Trade, not aid, is the key driver for development, prosperity and opportunity for people of our region. We can set Sustainable Development Goals, provide important aid and assistance, and write any number of government policy papers but the reality is that we won't get development without a central role for the private sector, including businesses that trade with the region and the world.
This is a statement that might have been controversial in decades past and in many parts of the world but it is no longer controversial. It is an observation of the present era, at least in the Asia Pacific region. We live in the Asia Pacific Century, built on trade. If we have learned anything in recent times, though, it is that if trade liberalisation is to continue we will need to work harder to sustain a public consensus on the value of openness and international cooperation.
If we are to maintain such a consensus the first thing we could do is drop the jargon around trade, the acronyms, TPP, RCEP, RECI, the noodle bowl of trade agreements and indecipherable terminology of trade facilitation and so called "harmonisation." The arcane language of trade is fine for bureaucrats but does nothing to convince the general public of the benefits from international economic cooperation.
We need to find a more approachable way to talk about what trade and investment really means and how international economic cooperation benefits people, communities and nations.
In the Asia Pacific at least most people are not fretting about globalisation or rushing towards simplistic answers to the challenges of growth, unlike in Europe and America. In the Asia Pacific we only need to open our eyes to see the benefits from trade and investment. East Asia, in particular, has become the growth engine of the world. As a result of trade and economic engagement with global markets, the lives of hundreds of millions of people have been transformed with better paid work and as a result of growth governments have been able to invest in better education and better infrastructure.

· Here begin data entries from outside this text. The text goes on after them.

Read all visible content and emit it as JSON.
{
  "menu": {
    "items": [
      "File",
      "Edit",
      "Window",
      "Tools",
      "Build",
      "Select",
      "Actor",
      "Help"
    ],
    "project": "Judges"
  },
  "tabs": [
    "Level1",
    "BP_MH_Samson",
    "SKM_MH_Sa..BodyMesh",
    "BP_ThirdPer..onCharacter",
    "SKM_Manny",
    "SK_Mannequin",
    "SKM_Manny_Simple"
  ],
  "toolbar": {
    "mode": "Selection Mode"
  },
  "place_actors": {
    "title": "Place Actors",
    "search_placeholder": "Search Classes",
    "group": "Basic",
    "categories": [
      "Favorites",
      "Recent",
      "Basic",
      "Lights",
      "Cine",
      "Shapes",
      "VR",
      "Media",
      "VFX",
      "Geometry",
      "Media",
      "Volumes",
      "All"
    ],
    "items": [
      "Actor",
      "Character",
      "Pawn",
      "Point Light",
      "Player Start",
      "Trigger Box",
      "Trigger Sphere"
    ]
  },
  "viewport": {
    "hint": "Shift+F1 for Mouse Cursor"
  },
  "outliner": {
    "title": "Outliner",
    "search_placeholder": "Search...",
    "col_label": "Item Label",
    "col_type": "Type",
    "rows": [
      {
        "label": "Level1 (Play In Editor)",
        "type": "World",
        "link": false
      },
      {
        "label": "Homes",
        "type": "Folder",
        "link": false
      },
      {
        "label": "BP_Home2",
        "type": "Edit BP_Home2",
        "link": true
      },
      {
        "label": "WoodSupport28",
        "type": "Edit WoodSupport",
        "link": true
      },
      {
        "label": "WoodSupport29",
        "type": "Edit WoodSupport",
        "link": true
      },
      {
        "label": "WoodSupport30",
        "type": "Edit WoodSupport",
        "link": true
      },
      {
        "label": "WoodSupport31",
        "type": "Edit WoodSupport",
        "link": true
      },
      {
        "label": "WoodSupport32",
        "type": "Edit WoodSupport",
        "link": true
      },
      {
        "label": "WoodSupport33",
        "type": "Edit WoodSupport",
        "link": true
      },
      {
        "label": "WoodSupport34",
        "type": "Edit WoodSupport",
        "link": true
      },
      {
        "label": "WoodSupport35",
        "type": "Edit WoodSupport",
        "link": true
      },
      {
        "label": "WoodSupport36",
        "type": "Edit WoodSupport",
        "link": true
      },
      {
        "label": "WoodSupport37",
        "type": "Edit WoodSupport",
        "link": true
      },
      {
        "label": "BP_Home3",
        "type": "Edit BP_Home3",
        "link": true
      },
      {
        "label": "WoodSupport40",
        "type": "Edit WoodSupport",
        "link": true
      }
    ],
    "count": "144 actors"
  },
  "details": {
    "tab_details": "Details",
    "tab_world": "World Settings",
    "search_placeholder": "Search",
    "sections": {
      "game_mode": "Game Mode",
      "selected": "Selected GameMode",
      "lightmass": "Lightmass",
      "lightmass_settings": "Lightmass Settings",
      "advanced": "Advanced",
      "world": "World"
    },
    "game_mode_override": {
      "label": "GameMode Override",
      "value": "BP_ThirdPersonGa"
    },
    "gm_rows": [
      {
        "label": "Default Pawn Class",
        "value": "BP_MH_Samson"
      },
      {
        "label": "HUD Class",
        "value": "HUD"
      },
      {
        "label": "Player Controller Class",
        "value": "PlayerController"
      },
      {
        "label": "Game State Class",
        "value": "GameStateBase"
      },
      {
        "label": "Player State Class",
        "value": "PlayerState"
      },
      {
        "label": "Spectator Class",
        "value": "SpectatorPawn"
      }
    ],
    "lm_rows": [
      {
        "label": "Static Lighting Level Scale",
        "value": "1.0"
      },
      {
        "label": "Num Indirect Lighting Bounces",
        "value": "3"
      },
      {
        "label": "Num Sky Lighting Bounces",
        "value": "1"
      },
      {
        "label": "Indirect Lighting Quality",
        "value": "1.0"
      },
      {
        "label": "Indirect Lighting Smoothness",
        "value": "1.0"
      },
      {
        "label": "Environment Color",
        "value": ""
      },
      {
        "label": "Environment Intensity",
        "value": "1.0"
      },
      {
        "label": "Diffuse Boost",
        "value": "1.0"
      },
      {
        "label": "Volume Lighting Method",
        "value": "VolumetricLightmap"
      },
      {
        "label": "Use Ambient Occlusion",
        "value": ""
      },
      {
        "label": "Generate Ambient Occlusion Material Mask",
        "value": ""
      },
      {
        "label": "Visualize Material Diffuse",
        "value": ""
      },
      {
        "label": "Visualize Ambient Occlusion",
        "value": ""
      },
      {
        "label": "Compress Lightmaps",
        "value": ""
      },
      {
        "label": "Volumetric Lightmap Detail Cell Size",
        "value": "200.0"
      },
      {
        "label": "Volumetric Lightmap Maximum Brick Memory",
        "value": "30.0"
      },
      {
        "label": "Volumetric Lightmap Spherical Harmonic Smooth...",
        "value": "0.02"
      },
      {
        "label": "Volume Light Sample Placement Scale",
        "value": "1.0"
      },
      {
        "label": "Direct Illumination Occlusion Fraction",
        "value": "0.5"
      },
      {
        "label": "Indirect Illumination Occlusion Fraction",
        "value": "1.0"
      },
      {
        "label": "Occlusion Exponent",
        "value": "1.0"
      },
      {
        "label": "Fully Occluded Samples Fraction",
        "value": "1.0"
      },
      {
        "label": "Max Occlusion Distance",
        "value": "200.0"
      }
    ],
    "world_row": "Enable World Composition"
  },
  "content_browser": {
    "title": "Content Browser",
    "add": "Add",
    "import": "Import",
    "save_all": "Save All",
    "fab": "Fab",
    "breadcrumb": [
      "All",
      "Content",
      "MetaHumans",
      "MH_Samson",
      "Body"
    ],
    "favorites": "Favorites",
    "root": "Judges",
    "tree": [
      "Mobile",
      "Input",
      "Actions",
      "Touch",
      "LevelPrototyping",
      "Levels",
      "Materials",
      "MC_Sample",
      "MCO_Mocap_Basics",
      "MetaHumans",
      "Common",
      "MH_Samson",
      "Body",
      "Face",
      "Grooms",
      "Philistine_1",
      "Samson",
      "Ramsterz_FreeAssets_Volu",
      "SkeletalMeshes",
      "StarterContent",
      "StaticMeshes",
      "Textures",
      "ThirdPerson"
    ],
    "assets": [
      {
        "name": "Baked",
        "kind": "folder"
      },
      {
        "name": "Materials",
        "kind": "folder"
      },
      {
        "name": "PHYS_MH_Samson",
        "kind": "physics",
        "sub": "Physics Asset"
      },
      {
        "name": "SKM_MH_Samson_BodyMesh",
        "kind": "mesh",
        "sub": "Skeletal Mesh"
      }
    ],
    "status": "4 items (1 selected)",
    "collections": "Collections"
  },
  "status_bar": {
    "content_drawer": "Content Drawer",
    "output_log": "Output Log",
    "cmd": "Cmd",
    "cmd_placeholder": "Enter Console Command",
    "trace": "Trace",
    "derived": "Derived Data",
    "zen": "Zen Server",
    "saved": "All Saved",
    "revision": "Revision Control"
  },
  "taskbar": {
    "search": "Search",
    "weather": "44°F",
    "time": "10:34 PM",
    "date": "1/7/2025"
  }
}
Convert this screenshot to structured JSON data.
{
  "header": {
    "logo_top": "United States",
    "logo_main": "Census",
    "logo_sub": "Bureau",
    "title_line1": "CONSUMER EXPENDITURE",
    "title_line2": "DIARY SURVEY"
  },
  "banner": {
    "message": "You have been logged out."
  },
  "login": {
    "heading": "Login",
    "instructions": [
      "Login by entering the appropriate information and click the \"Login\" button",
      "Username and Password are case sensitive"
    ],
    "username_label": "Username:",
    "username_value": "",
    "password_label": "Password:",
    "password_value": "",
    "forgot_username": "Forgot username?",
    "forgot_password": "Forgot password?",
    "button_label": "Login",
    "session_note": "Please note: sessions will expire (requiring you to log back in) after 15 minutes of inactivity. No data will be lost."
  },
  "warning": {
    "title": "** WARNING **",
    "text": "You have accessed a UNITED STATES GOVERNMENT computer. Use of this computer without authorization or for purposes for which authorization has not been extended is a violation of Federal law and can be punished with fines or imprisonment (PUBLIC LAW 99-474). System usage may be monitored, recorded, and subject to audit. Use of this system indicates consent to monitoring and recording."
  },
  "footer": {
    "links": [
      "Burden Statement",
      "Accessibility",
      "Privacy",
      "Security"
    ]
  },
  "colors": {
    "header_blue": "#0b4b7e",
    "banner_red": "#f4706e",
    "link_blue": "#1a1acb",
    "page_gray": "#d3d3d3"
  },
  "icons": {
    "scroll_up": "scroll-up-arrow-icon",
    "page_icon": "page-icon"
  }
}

Asia has benefited from the trends underlying globalization such as flows of foreign direct investment, access to knowledge and innovation, open markets for trade in goods and services and rapid technological progress. We should not forget Asian growth has also been built upon the foundation of prevailing regional peace, security and stability offered by regional and multilateral cooperation.
The growth of East Asia can assist other regions that have not yet benefited as much from trade and investment.
There is an opportunity, for example, for the small island states of the Pacific to think regionally and to build greater economic cooperation with the broader Asia Pacific region. Individually they are small and remote from major markets. Together, however, the Pacific Island Countries have rich regional resources that hold great promise if we can add more value locally and integrate with major markets. Examples of the Pacific region's potential competitive strengths include the vast but finite fisheries resources, deep sea minerals and of course the potential for a regionally-connected tourism industry with future air and sea links that will traverse and benefit multiple countries.
As we pursue development through regional initiatives we need to ensure the benefits of economic integration are shared, that the trade liberalisation, harmonisation and other measures we pursue are not just resilient in the face of pressure from populist politicians but also genuinely improve opportunities for people in all corners of the region. And that the development is genuinely sustainable.
There is no doubt some trade agreements that have taken scores of negotiators years to resolve have resulted in marginal benefits. Others have had broad-based transformational impact, such as the China Australia Free Trade Agreement, an agreement between two highly complementary economies in which each has what the other needs. As a resident of Beijing, I have been a beneficiary of the 50% increase in Australian wine exports to China in the last year!
But not every negotiation is evenly balanced. In the recently concluded trade negotiations in the Pacific between the developed economies of Australia and New Zealand and their neighbouring Pacific Island Countries, all of which are developing nations, there were some who questioned that the benefits of the so-called PACER Plus agreement would be fairly distributed. These were negotiations after all, and there will always be give and take according to the national interests of each negotiating partner. If, at the end of the day, though, a national government cannot say the outcome is in the interests of their population, then there is a problem. And the whole region is not yet convinced, with the two largest developing economies of the Pacific, Papua New Guinea and Fiji, opting out.
When we think about regional and global trade, there is an understandable focus on trade negotiations to reduce tariffs and other hard barriers to trade, but non-tariff harmonisation measures to reduce the regulatory barriers to trade can also help. Again, we need to do better in explaining the benefits of this work to governments and to the public.